About this task: In the data below, work out how many lines include the string "title". Only the number should be given.

---+---

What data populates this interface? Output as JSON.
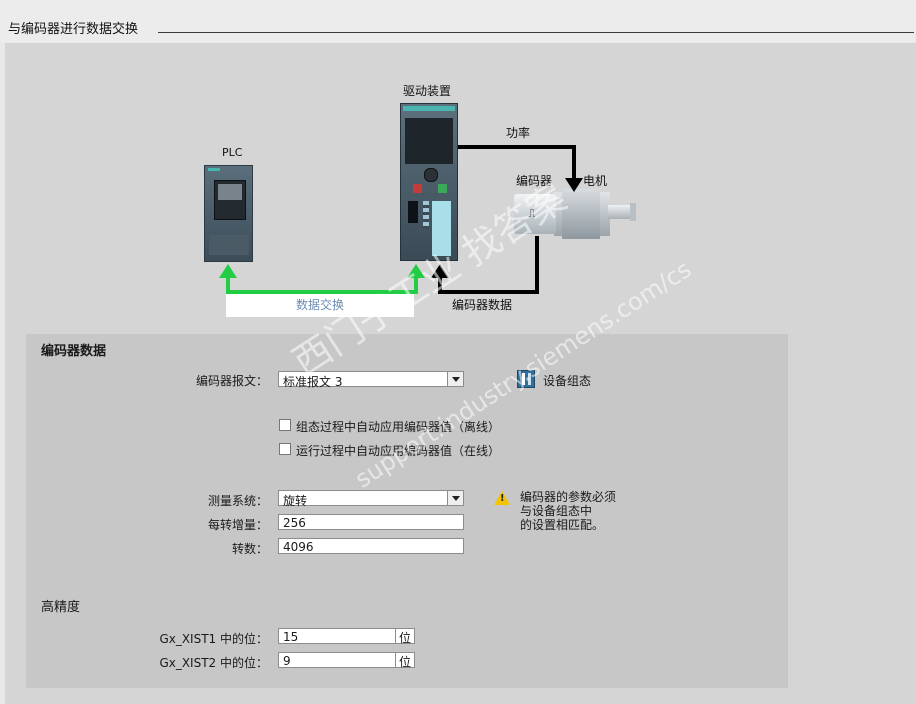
{
  "section": {
    "title": "与编码器进行数据交换"
  },
  "diagram": {
    "plc_label": "PLC",
    "drive_label": "驱动装置",
    "power_label": "功率",
    "encoder_label": "编码器",
    "motor_label": "电机",
    "encoder_data_label": "编码器数据",
    "data_exchange_label": "数据交换",
    "encoder_symbol": "⎍"
  },
  "watermark": {
    "line1": "西门子工业 找答案",
    "line2": "support.industry.siemens.com/cs"
  },
  "encoder_data": {
    "title": "编码器数据",
    "telegram_label": "编码器报文：",
    "telegram_value": "标准报文 3",
    "device_config_label": "设备组态",
    "checkbox_offline": "组态过程中自动应用编码器值（离线）",
    "checkbox_online": "运行过程中自动应用编码器值（在线）",
    "measuring_system_label": "测量系统：",
    "measuring_system_value": "旋转",
    "increments_label": "每转增量：",
    "increments_value": "256",
    "revolutions_label": "转数：",
    "revolutions_value": "4096",
    "warning_text": "编码器的参数必须\n与设备组态中\n的设置相匹配。"
  },
  "precision": {
    "title": "高精度",
    "xist1_label": "Gx_XIST1 中的位：",
    "xist1_value": "15",
    "xist2_label": "Gx_XIST2 中的位：",
    "xist2_value": "9",
    "unit": "位"
  },
  "colors": {
    "green_arrow": "#22cc44",
    "black_arrow": "#000000",
    "panel_bg": "#c7c7c7"
  }
}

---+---

Task answer: 3